It was similar experience for Lynette Spencer, whose husband Jorge, is from Mexico.
"I am an American citizen and so are my children," she says. "It is unfair. It feels discriminatory and it’s insulting."
The CARES Act says that to qualify for a stimulus payment, an individual must have submitted a tax return that includes a valid Social Security number. But if they filed a joint tax return, their spouse and children must also have valid Social Security numbers. If anyone on the tax return doesn't, then everyone is disqualified.
Randall Emery, president of the immigration reform group American Families United, calls that policy "fundamentally wrong."
He says the Trump administration was trying to crack down on undocumented immigrants, who can't get Social Security numbers and use individual taxpayer identification numbers, or ITINs.
"The Senate passed a bill that had this exclusion in it, the House passed a bill that did not," Emery says. "And when all was said and done with the negotiations, this stayed in."
But some say in the effort to crack down on illegal immigration, Americans are the ones being abandoned.
"You have over 5 million American children in the midst of a pandemic, why would you deny them assistance?" says Sen. Bob Menendez, who is trying to secure funding for these "mixed-status" families.
Menendez says it's particularly egregious that people like Vanessa Arita and Lynette Spencer are only being penalized because they filed taxes jointly with their spouses, something the government instructs couples going through the immigration process to do.

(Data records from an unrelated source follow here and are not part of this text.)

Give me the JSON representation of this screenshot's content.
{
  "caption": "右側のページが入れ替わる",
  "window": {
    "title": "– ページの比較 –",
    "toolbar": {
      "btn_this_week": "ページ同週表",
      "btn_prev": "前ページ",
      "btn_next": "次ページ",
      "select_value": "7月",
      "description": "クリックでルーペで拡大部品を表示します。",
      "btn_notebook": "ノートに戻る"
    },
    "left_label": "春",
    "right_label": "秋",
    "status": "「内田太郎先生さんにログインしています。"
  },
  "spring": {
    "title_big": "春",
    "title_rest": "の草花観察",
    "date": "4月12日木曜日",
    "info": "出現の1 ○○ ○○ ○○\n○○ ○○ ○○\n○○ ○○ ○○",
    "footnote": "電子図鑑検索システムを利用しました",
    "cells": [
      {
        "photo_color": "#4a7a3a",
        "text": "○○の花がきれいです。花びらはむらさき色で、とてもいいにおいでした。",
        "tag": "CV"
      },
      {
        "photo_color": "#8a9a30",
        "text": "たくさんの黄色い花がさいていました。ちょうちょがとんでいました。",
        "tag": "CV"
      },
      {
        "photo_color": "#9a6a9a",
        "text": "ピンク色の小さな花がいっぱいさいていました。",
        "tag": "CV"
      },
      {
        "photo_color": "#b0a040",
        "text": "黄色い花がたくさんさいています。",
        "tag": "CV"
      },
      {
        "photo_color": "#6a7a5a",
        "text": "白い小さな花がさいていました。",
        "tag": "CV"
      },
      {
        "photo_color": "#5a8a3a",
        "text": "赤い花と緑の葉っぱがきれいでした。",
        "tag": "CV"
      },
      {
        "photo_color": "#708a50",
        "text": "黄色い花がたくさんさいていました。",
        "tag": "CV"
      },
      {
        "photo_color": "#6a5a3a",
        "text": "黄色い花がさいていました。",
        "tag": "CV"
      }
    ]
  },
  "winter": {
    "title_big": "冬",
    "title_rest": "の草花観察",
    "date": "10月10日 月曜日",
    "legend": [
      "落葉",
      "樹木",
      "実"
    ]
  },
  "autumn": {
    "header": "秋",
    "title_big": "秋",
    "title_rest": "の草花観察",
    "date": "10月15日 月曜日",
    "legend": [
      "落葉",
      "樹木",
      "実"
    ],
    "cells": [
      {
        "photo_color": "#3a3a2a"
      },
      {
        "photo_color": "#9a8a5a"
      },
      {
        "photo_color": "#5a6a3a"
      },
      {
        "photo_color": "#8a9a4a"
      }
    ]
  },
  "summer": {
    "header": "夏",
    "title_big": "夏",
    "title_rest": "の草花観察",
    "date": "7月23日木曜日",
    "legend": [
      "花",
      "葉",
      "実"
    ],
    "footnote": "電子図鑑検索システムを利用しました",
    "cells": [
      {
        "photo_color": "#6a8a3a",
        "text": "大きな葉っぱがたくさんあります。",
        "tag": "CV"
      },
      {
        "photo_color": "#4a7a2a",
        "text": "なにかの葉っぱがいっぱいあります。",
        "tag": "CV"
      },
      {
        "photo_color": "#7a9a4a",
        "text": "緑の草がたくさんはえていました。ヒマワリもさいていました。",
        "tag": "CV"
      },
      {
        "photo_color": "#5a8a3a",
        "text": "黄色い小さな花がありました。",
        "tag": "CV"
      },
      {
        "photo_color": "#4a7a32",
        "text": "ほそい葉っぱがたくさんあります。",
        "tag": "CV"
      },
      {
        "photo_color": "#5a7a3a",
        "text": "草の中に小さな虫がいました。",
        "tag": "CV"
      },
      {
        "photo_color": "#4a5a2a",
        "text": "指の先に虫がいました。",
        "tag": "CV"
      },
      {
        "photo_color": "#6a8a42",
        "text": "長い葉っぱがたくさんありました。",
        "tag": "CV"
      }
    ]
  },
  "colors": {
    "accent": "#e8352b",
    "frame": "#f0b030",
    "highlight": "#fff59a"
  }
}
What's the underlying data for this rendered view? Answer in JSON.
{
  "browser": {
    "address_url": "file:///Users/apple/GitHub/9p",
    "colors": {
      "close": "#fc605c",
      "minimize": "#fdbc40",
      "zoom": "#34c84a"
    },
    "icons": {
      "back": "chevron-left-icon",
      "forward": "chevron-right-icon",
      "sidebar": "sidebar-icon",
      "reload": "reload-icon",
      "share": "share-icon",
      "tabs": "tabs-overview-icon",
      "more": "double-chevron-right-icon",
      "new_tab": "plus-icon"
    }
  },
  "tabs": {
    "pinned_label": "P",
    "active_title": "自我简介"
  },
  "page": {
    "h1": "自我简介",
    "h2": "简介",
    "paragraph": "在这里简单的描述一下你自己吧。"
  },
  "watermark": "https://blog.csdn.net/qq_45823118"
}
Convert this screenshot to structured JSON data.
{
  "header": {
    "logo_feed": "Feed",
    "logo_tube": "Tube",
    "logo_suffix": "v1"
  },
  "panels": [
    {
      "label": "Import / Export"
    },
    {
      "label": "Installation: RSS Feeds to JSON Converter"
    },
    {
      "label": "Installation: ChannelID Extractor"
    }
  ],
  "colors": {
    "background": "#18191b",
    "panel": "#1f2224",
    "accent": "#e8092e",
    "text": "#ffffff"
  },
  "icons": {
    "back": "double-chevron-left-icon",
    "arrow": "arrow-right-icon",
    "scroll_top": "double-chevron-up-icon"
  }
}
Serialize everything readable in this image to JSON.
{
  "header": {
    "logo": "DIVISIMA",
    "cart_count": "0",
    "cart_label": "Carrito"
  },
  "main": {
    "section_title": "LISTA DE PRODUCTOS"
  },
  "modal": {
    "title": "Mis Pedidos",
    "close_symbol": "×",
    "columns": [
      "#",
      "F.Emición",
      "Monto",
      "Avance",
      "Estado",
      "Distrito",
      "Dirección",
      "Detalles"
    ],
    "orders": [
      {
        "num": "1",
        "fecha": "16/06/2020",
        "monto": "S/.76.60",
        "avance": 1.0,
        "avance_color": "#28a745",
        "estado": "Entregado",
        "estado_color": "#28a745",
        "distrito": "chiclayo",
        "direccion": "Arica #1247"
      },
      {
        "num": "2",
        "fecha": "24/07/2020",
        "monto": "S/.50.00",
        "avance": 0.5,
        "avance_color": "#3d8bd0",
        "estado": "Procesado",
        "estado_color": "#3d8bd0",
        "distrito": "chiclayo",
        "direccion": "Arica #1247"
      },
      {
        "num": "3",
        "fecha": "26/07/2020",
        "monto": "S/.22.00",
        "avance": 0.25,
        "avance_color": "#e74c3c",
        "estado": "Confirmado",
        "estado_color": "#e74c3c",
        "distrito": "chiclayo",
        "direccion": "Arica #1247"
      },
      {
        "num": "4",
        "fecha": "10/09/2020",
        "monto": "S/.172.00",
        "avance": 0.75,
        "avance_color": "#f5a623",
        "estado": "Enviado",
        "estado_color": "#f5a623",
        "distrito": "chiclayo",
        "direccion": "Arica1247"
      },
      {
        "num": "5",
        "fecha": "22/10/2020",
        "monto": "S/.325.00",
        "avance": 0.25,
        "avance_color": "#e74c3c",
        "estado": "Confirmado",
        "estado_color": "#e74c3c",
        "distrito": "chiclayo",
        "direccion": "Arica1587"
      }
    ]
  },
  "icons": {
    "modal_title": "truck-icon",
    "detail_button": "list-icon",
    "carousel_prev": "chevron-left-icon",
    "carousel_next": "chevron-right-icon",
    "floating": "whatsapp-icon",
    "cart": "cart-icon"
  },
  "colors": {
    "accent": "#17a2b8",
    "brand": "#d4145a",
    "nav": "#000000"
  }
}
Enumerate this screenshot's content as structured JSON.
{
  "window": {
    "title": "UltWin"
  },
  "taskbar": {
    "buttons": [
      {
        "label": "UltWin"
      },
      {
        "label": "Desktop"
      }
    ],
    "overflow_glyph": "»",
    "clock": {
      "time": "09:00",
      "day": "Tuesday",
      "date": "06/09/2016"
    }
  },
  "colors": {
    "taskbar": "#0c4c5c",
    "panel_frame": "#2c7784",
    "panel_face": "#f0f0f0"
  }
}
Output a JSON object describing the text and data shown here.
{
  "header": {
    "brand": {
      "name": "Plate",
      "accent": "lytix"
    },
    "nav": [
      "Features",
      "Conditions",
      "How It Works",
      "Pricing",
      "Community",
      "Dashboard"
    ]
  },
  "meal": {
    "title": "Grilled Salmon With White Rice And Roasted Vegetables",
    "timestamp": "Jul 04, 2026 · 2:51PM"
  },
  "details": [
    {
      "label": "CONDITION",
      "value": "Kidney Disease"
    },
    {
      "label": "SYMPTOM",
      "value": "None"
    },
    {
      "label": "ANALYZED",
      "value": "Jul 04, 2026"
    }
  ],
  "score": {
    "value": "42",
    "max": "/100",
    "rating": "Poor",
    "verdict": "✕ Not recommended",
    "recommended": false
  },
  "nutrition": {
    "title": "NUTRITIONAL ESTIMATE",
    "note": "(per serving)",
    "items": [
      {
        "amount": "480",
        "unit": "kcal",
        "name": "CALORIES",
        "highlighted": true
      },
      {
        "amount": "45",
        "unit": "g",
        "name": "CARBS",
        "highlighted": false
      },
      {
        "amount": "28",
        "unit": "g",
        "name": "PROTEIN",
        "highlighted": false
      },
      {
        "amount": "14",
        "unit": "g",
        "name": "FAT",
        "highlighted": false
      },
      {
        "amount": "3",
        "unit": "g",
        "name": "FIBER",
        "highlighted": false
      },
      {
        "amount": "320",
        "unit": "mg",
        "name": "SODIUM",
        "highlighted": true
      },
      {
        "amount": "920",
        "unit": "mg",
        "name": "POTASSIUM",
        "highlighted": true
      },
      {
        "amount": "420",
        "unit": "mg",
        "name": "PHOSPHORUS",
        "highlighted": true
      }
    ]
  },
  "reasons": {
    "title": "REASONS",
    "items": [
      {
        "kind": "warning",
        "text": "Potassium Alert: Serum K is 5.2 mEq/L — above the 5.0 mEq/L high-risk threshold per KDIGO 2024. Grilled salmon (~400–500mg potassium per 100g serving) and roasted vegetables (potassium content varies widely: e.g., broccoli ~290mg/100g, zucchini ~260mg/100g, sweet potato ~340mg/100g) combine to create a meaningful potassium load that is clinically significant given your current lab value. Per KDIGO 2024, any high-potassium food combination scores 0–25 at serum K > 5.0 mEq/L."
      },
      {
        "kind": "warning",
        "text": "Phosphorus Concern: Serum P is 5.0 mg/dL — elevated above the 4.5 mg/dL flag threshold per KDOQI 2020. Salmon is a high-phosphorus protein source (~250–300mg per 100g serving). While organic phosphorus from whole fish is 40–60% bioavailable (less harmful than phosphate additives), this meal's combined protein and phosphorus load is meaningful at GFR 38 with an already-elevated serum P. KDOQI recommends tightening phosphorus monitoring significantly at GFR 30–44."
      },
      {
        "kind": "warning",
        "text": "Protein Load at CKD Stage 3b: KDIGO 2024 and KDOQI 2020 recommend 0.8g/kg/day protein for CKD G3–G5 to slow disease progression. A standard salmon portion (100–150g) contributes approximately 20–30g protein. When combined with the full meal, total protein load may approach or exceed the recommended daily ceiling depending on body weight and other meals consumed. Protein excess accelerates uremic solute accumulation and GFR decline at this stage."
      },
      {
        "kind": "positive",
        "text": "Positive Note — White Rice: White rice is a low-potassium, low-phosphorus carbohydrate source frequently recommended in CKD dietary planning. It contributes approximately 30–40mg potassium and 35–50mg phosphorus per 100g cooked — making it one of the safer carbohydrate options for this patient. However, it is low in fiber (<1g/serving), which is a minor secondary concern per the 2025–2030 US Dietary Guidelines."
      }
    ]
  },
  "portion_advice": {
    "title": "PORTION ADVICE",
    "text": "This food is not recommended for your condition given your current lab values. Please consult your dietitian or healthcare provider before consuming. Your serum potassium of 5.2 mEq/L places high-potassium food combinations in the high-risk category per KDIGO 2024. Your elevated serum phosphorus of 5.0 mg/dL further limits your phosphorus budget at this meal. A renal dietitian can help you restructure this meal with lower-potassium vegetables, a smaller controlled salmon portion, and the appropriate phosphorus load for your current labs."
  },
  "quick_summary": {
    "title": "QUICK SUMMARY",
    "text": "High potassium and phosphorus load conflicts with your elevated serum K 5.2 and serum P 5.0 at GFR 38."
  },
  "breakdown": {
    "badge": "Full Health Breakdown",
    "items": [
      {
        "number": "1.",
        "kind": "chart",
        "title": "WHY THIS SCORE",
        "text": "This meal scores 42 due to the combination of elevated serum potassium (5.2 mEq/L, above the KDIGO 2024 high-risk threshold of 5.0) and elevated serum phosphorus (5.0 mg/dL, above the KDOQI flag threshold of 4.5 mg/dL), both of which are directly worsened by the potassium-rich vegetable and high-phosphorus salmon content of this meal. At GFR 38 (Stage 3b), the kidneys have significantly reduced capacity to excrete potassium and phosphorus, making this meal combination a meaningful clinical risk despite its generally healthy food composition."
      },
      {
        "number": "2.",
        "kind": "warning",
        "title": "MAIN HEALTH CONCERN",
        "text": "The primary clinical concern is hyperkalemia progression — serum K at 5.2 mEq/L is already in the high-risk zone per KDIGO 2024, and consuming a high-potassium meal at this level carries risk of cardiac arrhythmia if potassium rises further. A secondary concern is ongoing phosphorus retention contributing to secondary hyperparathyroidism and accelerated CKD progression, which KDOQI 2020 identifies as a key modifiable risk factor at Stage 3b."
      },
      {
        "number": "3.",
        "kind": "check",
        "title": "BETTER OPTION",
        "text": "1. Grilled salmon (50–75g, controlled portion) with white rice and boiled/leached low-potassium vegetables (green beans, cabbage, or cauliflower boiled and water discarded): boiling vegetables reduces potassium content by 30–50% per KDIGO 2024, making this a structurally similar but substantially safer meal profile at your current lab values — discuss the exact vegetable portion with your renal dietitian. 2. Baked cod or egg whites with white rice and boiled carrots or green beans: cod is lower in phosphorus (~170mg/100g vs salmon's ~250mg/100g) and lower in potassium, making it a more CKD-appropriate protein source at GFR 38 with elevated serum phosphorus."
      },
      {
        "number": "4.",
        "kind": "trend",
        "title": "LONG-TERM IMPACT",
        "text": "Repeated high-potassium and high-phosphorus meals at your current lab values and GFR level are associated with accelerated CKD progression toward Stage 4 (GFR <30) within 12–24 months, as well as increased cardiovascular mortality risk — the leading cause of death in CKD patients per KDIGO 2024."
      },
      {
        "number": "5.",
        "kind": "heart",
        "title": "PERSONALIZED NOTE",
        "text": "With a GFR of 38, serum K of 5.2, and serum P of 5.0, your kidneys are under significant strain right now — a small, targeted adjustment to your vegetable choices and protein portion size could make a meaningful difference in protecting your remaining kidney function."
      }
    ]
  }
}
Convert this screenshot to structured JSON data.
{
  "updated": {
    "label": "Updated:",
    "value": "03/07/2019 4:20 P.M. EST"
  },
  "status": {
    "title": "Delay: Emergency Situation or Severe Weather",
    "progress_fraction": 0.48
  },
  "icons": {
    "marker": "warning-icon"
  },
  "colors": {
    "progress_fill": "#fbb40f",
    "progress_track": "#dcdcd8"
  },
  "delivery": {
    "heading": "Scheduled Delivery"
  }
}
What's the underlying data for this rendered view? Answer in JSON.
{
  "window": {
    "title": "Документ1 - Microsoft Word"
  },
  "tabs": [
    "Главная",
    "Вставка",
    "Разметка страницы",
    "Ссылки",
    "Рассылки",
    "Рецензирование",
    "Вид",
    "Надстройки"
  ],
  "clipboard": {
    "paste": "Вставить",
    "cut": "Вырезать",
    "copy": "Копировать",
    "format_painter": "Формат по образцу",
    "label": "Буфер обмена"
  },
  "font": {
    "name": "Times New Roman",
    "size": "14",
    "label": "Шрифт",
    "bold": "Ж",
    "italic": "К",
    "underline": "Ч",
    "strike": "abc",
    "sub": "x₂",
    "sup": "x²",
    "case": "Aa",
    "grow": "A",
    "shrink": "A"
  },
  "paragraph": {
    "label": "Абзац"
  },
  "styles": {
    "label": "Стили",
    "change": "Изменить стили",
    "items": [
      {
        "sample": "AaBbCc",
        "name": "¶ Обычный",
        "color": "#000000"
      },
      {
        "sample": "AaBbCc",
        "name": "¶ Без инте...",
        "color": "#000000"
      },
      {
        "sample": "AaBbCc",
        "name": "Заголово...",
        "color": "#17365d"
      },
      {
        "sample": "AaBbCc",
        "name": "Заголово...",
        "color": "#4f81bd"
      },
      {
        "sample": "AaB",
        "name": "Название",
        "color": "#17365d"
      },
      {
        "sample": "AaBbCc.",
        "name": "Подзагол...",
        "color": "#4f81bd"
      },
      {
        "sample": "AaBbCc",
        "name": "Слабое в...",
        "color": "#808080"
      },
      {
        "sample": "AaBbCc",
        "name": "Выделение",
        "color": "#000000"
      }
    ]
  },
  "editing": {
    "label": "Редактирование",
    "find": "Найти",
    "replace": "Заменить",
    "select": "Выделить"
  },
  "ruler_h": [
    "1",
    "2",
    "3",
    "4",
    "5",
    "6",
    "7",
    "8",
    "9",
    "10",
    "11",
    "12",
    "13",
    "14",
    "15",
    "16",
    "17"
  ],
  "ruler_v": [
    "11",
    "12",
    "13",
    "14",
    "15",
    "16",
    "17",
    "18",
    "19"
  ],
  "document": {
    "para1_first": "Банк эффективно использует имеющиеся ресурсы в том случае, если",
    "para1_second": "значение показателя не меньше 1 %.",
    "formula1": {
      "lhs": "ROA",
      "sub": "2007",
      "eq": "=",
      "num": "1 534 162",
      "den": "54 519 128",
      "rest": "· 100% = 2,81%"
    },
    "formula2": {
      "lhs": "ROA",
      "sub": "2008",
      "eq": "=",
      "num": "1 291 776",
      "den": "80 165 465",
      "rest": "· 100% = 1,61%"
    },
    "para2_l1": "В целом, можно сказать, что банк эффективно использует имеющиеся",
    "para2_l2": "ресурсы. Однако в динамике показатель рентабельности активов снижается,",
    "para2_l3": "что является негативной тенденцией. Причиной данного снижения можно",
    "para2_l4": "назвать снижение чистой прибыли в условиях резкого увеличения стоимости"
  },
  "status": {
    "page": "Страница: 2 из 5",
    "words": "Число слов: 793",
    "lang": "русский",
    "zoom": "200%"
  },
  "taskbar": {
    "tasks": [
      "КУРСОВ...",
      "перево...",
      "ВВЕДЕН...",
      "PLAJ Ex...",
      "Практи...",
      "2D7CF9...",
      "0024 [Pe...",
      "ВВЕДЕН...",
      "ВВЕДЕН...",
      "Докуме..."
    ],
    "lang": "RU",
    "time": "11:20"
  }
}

"In ways to understand that it's not a sham marriage, a marriage that's not just for immigration purposes, one of the many ways in which you show that is cohabitating together, having property together, and certainly filing your tax returns together," Menendez says.